╭─ ENTRIES SUPPLIED
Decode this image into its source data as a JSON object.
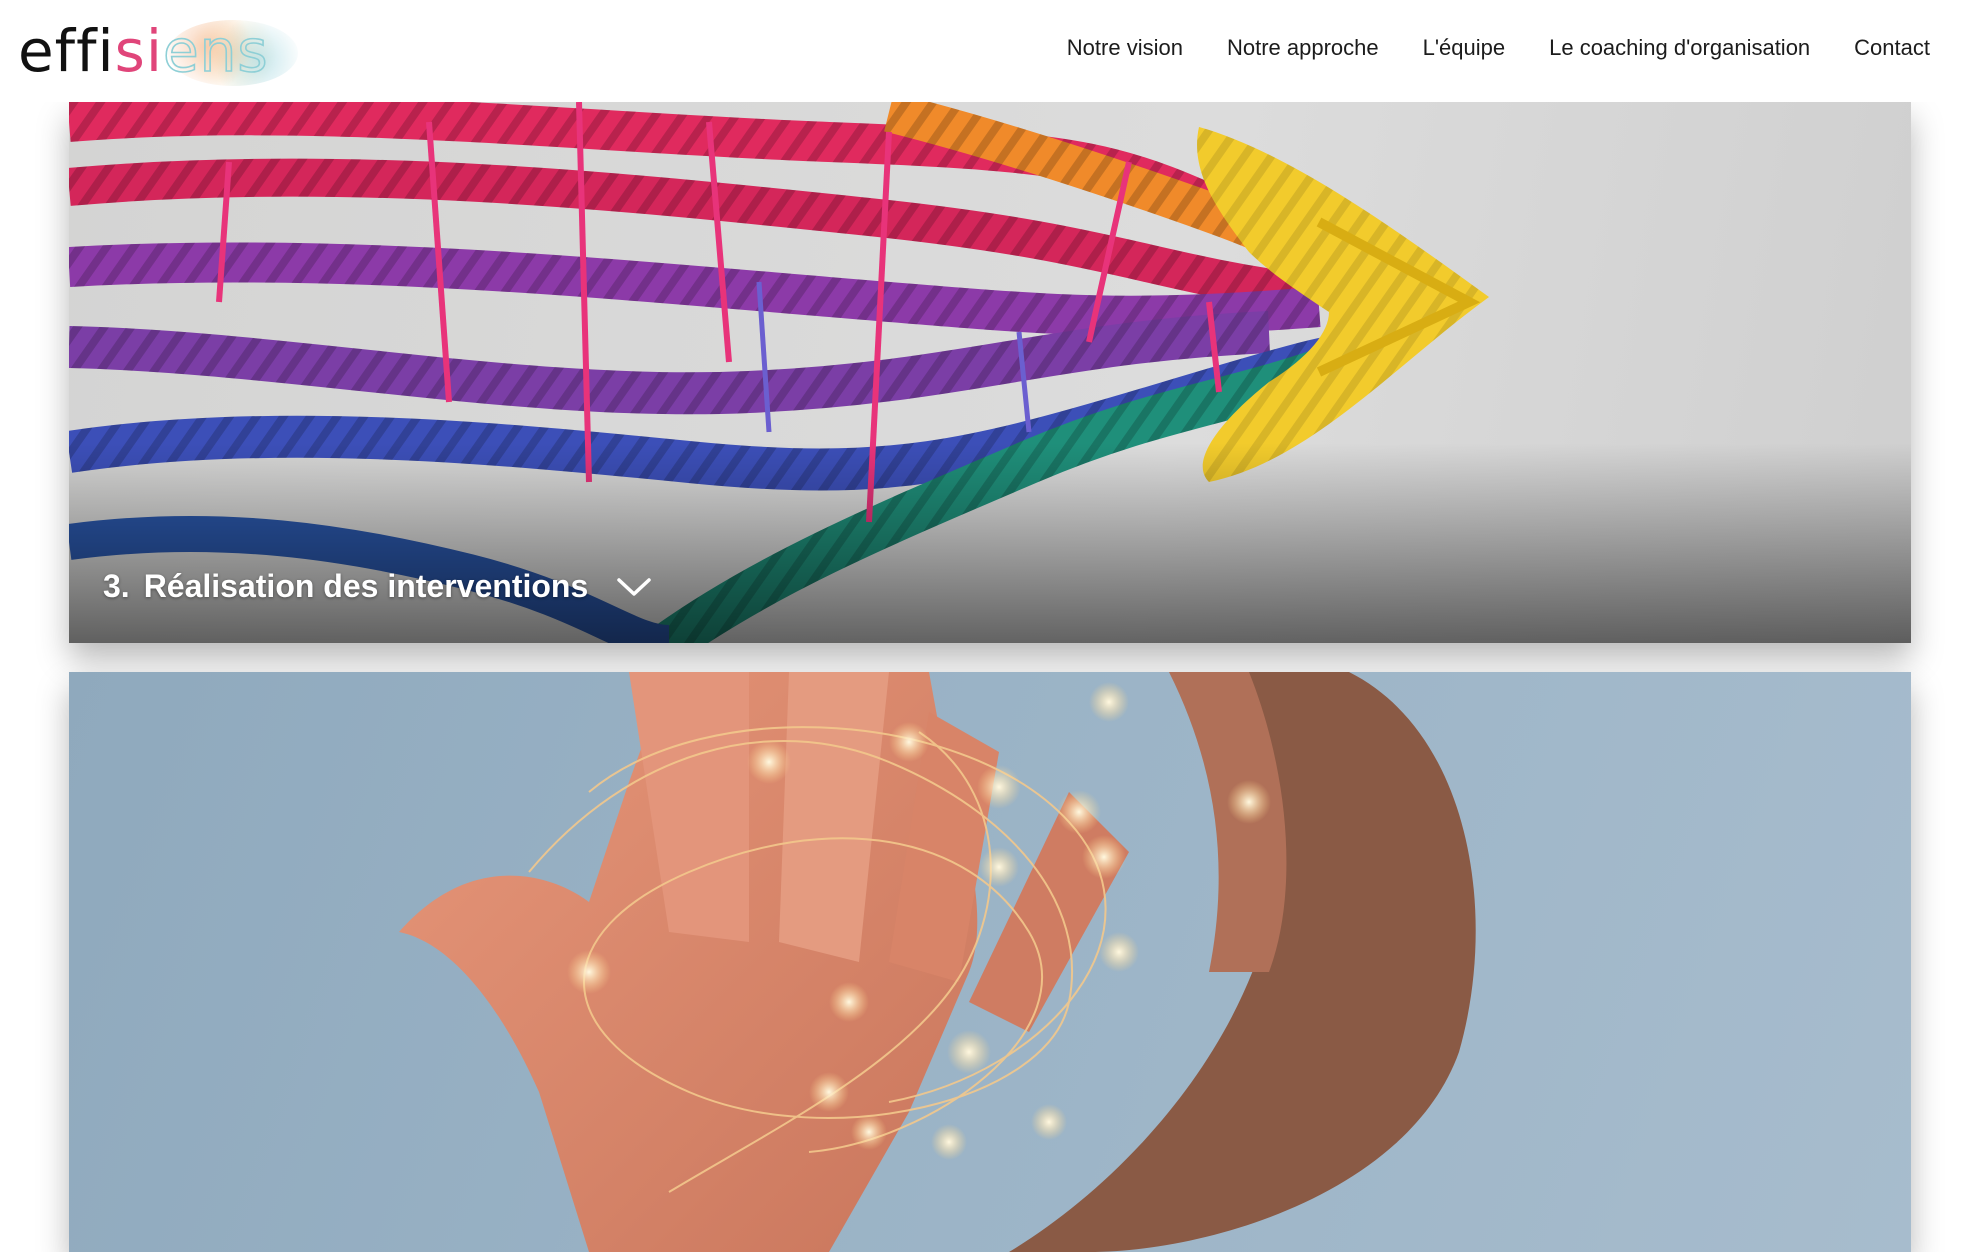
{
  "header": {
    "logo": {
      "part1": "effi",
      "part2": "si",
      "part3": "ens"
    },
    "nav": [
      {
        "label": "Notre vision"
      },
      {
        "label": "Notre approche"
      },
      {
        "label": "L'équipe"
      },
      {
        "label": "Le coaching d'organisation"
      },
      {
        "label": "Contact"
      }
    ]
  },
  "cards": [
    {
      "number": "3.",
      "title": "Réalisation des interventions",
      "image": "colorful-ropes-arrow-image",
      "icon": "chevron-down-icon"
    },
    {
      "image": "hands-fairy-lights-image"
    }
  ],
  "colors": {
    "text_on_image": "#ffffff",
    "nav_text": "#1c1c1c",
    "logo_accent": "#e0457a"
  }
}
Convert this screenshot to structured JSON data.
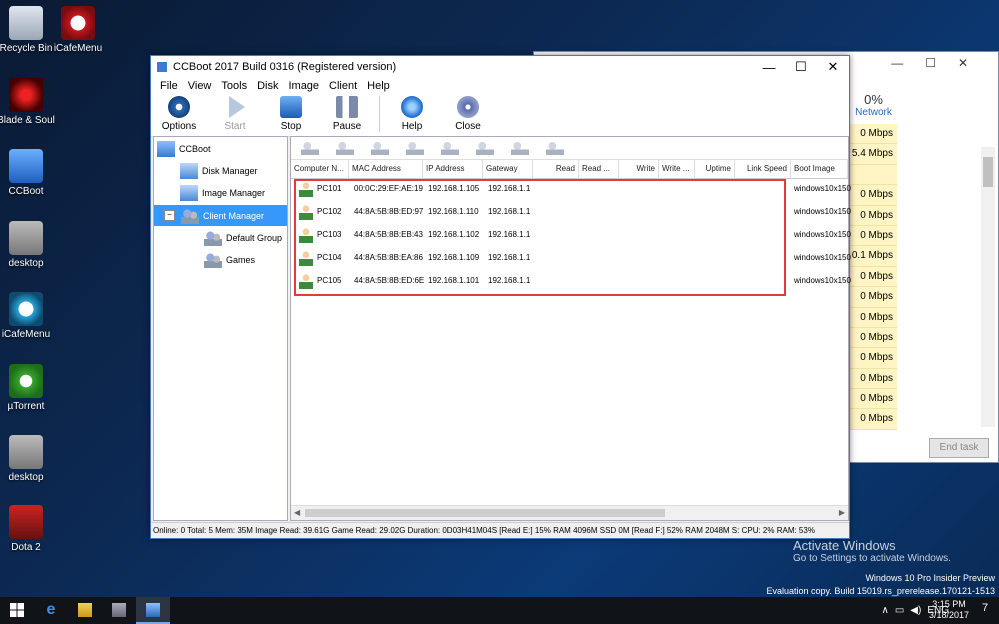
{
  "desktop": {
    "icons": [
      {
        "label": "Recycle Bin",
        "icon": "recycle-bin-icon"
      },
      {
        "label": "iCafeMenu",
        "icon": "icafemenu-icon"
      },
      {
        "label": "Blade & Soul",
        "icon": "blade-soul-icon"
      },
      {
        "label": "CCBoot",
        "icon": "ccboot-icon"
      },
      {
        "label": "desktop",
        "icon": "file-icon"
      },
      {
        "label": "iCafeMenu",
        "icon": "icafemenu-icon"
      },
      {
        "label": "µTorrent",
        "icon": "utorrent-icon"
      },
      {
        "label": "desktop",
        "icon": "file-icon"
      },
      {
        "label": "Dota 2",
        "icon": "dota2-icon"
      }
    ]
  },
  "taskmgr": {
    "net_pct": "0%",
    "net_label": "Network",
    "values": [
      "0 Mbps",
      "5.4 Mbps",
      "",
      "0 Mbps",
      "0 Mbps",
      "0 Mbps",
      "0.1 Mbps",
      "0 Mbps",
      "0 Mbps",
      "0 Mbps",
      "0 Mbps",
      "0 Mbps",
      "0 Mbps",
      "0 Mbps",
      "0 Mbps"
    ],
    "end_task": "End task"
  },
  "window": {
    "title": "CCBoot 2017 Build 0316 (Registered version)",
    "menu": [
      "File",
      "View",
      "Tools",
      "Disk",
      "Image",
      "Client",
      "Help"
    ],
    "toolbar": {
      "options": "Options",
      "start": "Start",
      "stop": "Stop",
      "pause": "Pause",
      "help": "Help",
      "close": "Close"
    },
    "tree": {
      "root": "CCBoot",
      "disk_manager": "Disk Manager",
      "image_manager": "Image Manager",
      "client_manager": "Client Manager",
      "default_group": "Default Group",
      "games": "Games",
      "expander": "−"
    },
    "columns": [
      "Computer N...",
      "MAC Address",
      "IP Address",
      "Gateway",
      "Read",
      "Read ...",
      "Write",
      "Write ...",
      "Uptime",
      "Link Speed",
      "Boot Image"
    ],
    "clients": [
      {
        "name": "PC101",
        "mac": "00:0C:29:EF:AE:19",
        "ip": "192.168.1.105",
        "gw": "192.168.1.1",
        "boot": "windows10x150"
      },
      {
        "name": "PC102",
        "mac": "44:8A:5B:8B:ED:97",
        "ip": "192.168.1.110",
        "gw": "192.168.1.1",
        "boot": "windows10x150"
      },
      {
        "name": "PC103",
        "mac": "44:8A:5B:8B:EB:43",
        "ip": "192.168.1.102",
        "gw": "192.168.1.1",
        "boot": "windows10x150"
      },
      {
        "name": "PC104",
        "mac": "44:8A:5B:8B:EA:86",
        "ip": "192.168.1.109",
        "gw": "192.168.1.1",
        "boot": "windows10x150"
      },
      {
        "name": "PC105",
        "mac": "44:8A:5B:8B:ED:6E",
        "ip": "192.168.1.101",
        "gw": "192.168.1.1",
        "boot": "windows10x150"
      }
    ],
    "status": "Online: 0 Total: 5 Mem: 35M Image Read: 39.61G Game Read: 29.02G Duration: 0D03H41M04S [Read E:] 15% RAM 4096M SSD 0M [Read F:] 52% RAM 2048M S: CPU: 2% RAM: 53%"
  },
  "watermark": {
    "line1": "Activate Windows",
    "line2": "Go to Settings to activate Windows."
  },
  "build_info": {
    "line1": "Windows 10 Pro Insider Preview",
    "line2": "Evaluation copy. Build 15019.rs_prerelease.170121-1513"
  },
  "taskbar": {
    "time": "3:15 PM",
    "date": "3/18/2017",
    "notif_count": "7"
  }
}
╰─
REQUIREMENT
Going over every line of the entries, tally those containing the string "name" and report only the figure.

ANSWER BOX
5